Despite criticism from gun-rights advocates and GOP legislative leaders, Governor McAuliffe is not retreating on a package of gun-control measures that he has proposed for the upcoming General Assembly session. McAuliffe says this was one of his campaign promises, so no one should be surprised.
Conservatives say the Governor is catering to the anti-gun agenda of former New York City Mayor Michael Bloomberg, whose Super PAC donated to his campaign. But McAuliffe says this is about keeping people safe.
With this wintry weather, many of us will be chowing down with a steaming bowl of hot soup. Pay a visit the nation’s capital though and you’ll find the signature soup of the United States Senate.
Not to be outdone by the Senate, the House instituted its own version of bean soup. The major difference between the two chambers’ bean soups is onions. The Senate iteration has them; the House version does not.
Virginia Democratic Senator Tim Kaine is glad the Senate Foreign Relations Committee voted to authorize the war against the Islamic State but says now the full Senate needs to act.
The US military has dropped more than one thousand bombs or missiles in its campaign against ISIS, but Congress has yet to weigh in. Kaine's been pushing the administration to come to Congress for permission to conduct its air campaign and last week he helped the Foreign Relations Committee pass a military authorization. He says now the full Senate needs to act.

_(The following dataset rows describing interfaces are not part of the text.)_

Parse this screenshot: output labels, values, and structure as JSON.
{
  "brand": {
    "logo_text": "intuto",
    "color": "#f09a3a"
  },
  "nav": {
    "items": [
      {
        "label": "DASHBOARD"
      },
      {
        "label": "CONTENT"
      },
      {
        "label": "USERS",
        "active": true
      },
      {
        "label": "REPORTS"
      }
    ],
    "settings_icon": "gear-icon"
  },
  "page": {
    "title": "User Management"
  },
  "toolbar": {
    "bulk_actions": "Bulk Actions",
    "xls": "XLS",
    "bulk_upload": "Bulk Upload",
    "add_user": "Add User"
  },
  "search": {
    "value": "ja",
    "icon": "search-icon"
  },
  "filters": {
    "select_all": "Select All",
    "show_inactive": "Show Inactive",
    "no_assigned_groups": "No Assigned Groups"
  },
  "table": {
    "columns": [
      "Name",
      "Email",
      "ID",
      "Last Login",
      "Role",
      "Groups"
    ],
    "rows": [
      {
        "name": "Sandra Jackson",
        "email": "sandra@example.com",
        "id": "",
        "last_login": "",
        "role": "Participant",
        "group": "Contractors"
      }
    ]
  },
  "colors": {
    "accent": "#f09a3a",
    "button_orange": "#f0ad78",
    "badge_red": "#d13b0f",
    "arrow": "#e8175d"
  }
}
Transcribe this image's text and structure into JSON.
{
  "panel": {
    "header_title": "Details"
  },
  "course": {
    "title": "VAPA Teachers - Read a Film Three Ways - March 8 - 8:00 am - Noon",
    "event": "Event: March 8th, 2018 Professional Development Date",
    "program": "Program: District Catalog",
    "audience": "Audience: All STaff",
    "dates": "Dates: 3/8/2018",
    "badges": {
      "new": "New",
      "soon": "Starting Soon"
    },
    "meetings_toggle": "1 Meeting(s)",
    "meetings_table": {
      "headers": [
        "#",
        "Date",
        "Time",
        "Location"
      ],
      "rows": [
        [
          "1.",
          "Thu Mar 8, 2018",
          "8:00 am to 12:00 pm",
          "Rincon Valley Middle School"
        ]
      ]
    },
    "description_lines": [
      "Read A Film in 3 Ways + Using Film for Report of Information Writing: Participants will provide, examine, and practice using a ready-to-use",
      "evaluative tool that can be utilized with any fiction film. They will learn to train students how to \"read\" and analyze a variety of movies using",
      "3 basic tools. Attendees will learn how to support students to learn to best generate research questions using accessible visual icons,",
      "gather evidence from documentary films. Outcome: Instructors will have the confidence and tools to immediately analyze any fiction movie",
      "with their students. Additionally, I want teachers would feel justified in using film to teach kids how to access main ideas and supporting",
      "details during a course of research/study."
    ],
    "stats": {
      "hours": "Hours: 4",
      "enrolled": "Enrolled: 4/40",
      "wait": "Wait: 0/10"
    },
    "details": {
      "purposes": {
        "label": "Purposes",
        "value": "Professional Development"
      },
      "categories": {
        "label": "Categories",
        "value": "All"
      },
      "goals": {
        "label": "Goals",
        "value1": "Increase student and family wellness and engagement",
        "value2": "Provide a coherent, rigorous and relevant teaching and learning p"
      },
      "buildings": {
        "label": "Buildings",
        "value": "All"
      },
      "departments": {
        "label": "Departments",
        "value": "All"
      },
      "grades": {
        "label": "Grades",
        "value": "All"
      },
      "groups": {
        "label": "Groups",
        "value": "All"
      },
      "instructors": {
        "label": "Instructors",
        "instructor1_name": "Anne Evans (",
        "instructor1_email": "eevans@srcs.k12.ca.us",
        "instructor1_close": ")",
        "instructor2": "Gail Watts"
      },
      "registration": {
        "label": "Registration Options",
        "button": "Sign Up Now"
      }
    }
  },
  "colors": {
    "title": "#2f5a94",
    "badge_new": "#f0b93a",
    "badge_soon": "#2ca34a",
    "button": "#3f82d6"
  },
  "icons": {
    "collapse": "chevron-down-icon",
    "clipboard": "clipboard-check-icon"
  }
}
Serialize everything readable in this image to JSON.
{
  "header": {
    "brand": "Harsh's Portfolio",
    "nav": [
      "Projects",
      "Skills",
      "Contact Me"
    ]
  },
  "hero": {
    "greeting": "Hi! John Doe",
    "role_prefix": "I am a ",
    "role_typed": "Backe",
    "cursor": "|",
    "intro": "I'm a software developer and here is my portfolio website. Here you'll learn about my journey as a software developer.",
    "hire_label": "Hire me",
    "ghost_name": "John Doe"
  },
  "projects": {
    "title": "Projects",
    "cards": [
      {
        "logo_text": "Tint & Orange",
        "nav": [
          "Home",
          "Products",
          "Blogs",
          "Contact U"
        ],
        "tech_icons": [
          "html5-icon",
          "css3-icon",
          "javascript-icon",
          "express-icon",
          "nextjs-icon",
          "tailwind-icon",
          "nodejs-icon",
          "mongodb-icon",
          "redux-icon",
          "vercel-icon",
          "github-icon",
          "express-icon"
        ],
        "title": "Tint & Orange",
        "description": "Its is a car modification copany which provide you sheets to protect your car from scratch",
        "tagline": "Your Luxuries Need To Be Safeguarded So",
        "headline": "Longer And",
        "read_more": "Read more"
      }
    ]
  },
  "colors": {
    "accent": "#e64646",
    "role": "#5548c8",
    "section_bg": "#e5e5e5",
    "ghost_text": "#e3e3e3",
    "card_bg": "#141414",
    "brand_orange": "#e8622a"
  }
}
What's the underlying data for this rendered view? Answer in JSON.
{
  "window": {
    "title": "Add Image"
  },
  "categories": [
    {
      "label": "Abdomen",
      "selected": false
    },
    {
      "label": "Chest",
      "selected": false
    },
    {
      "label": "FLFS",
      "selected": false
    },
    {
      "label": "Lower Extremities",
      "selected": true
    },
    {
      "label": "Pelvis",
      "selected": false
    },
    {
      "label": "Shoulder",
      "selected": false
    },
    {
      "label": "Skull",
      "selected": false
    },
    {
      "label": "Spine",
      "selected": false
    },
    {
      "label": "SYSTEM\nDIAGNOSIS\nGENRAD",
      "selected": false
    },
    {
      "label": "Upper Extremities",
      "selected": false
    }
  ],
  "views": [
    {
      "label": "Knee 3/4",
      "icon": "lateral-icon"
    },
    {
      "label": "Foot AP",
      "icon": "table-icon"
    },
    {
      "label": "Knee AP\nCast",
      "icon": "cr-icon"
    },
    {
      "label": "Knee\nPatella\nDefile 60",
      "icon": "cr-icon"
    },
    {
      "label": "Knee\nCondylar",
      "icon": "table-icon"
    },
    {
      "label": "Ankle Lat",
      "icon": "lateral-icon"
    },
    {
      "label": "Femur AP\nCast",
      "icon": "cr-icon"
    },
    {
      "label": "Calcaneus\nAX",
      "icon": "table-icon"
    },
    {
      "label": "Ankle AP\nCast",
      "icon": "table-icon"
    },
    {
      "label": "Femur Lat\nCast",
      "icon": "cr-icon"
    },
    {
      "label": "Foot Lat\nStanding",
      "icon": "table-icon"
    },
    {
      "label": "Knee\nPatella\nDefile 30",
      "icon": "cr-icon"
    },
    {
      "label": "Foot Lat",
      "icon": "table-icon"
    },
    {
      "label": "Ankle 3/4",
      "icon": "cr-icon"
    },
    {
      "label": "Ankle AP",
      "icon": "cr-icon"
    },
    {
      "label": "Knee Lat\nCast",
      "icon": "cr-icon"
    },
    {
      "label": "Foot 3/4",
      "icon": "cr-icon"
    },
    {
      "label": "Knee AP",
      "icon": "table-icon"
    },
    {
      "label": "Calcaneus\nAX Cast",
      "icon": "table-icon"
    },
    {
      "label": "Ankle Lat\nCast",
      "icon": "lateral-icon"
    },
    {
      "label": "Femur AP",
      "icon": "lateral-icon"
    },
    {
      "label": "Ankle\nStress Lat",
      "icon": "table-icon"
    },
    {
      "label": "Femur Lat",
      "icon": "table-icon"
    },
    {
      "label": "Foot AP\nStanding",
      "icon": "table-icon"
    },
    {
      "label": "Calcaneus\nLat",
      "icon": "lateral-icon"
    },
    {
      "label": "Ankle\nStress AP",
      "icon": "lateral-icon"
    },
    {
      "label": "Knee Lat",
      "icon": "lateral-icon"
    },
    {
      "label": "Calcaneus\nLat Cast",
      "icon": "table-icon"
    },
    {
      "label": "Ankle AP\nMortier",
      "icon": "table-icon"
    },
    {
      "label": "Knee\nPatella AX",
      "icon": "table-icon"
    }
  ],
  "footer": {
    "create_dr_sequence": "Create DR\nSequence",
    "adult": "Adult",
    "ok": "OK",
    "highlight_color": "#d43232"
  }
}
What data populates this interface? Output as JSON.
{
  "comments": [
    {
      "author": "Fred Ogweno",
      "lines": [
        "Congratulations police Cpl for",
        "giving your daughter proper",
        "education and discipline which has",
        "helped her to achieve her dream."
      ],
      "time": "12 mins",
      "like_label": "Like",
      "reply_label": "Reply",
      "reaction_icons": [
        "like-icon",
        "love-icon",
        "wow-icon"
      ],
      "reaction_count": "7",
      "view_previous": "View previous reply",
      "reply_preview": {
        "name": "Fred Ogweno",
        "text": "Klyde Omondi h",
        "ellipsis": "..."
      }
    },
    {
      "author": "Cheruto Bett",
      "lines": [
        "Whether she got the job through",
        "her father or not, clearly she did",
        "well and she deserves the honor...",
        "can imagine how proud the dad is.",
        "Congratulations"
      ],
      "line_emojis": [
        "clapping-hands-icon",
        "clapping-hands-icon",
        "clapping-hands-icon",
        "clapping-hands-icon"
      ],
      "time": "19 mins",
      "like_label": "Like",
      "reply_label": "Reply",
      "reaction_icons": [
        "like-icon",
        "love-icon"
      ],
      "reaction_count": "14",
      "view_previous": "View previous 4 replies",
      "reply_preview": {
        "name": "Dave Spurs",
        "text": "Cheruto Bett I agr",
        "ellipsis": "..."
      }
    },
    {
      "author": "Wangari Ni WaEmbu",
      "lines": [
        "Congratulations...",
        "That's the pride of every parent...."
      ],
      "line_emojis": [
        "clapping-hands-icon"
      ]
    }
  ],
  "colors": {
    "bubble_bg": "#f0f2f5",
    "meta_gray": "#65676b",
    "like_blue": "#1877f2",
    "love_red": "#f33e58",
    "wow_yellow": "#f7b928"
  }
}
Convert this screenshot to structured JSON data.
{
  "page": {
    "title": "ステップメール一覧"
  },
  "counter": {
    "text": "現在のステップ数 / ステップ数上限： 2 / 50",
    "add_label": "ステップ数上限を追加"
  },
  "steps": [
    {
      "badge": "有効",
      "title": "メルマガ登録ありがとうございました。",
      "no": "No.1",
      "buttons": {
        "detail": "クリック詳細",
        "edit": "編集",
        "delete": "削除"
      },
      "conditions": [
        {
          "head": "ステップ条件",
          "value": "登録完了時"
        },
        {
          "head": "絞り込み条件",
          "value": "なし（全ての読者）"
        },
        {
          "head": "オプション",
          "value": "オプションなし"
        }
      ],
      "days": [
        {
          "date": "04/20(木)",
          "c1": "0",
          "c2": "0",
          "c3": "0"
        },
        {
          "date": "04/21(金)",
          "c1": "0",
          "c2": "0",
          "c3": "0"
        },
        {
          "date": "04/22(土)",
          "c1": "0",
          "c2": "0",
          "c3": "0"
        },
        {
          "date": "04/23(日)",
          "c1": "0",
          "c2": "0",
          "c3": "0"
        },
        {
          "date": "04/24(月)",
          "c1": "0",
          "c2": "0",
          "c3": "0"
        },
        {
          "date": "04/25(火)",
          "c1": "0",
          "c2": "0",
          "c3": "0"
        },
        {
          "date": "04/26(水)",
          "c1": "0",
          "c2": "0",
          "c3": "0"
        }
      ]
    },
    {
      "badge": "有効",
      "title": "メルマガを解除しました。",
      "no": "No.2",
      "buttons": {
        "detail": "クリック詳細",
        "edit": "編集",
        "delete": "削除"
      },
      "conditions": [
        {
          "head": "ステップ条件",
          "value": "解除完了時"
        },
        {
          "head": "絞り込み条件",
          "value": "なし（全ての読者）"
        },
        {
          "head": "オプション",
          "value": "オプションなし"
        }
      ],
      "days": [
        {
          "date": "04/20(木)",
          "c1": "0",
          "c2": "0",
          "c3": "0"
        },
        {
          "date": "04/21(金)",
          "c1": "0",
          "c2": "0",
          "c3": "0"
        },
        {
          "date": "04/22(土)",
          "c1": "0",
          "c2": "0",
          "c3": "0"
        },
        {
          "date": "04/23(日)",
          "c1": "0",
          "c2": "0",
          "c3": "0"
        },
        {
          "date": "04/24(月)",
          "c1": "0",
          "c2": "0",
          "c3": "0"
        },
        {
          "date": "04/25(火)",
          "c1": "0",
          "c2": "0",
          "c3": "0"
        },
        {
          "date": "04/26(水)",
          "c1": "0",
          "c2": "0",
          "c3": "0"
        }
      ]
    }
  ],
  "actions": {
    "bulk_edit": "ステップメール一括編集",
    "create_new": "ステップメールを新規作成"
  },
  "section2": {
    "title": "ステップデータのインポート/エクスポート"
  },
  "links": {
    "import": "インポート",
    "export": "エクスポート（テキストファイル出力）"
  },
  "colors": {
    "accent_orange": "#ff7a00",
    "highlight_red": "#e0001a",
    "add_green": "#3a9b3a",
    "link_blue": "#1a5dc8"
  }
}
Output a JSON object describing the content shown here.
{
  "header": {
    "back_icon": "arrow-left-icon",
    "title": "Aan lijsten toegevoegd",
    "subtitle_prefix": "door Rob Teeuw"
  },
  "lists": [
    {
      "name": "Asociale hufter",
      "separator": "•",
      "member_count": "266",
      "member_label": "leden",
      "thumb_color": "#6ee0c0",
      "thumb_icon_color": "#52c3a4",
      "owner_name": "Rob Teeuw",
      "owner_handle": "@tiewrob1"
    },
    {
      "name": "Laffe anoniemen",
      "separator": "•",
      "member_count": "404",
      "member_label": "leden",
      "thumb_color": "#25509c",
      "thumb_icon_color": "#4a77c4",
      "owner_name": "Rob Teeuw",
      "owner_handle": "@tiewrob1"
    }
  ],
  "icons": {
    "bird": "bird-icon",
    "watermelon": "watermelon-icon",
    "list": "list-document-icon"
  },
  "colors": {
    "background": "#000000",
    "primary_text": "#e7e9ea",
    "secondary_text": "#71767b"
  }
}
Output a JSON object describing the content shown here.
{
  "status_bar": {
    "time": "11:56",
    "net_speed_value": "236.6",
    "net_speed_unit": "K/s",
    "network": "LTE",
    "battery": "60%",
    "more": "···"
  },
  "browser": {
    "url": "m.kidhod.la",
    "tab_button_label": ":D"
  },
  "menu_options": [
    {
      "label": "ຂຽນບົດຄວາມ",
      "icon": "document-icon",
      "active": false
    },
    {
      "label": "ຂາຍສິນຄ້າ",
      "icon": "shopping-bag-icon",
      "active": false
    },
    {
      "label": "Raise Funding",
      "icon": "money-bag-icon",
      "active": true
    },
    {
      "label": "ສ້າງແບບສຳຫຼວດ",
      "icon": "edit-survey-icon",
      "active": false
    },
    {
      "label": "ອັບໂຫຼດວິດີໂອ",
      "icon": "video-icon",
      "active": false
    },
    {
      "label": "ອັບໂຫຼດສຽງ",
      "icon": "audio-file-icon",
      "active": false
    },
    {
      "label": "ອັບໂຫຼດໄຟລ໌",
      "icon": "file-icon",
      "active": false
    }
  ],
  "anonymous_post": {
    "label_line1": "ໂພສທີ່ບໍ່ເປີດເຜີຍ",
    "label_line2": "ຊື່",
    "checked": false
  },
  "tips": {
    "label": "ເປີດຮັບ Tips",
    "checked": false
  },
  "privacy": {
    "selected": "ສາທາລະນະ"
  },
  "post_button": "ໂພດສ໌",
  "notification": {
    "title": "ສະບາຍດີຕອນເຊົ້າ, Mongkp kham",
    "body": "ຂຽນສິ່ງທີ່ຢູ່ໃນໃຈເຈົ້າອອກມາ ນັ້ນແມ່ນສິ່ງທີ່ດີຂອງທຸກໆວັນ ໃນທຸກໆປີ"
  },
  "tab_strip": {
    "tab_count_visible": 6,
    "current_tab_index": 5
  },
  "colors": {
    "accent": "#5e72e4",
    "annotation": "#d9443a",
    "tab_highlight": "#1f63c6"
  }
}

Sticking to his promise not to discuss or attack any other potential 2016 presidential candidate, former Democratic U.S. Senator Jim Webb did discuss where he believes the U.S. needs improvement—and where his own party has contributed to the dysfunction in Congress.
Webb says he's very concerned about the country—and the reason that he ran for Senate is the same reason he's considering running for president. He says U.S. national security and foreign policies have in many ways been on auto-pilot since 9-11. His other priorities include getting his party back on track.